■ Exercise aim ■
Match the string "Predefiniti" against each line below, and copy every line that matches.

■ Provided material ■
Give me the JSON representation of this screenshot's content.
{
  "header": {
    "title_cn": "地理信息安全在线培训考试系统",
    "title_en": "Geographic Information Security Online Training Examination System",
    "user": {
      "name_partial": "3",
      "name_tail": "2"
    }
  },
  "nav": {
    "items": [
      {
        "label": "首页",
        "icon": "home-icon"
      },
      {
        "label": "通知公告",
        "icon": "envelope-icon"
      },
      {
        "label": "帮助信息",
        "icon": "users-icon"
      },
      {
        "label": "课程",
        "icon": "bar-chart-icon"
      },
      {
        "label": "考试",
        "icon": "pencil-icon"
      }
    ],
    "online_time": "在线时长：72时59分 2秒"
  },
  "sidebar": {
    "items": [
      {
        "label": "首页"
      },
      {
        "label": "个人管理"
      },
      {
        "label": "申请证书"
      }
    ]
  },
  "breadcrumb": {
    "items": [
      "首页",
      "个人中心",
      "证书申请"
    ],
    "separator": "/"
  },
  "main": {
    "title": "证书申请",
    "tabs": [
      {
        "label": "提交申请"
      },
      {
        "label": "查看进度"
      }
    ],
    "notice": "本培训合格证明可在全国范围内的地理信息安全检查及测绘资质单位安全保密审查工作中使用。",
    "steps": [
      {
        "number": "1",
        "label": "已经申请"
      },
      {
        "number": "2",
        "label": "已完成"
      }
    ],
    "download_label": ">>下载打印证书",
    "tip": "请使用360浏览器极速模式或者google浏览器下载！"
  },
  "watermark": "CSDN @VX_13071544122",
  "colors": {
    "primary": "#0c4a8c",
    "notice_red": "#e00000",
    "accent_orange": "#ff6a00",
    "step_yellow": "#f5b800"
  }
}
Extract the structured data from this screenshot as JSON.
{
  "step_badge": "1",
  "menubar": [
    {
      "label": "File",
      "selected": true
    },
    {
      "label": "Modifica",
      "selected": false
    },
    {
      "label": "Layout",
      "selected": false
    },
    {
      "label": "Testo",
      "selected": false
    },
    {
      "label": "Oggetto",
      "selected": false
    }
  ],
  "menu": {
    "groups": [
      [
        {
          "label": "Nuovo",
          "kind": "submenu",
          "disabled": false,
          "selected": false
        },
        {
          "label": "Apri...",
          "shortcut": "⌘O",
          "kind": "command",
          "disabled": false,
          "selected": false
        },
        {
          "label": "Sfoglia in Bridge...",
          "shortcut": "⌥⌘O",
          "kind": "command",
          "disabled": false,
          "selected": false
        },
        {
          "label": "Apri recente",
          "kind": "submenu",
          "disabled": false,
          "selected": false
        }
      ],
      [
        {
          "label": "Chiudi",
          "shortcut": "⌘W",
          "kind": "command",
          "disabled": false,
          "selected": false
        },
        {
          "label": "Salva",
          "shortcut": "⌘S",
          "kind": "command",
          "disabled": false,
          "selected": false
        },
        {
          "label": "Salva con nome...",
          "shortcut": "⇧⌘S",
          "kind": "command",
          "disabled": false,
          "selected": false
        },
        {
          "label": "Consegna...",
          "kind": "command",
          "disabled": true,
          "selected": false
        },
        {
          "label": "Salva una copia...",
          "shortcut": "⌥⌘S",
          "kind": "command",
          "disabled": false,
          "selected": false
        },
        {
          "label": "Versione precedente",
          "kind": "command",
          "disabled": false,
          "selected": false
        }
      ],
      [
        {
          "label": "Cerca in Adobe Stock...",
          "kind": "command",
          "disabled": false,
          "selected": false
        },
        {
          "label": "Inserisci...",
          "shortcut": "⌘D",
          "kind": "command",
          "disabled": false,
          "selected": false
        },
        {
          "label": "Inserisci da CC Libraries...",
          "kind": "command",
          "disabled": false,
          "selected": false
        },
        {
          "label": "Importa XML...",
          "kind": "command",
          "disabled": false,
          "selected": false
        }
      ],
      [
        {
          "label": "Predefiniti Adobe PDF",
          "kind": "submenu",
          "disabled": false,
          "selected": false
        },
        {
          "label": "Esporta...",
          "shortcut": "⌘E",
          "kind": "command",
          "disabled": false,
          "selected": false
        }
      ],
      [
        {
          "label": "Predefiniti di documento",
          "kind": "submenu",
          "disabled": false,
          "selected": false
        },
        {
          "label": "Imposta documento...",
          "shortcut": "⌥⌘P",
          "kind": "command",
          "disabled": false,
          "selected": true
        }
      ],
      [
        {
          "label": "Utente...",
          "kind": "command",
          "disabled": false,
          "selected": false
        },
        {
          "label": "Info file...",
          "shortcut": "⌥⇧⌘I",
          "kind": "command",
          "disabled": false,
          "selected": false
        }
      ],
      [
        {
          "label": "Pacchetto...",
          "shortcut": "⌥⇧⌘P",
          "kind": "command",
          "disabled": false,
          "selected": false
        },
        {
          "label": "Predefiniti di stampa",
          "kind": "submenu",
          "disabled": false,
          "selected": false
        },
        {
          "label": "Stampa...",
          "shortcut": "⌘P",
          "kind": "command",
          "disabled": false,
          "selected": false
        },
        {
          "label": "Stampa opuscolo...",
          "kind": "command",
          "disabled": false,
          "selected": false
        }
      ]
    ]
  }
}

■ Result for this task ■
          "label": "Predefiniti Adobe PDF",
          "label": "Predefiniti di documento",
          "label": "Predefiniti di stampa",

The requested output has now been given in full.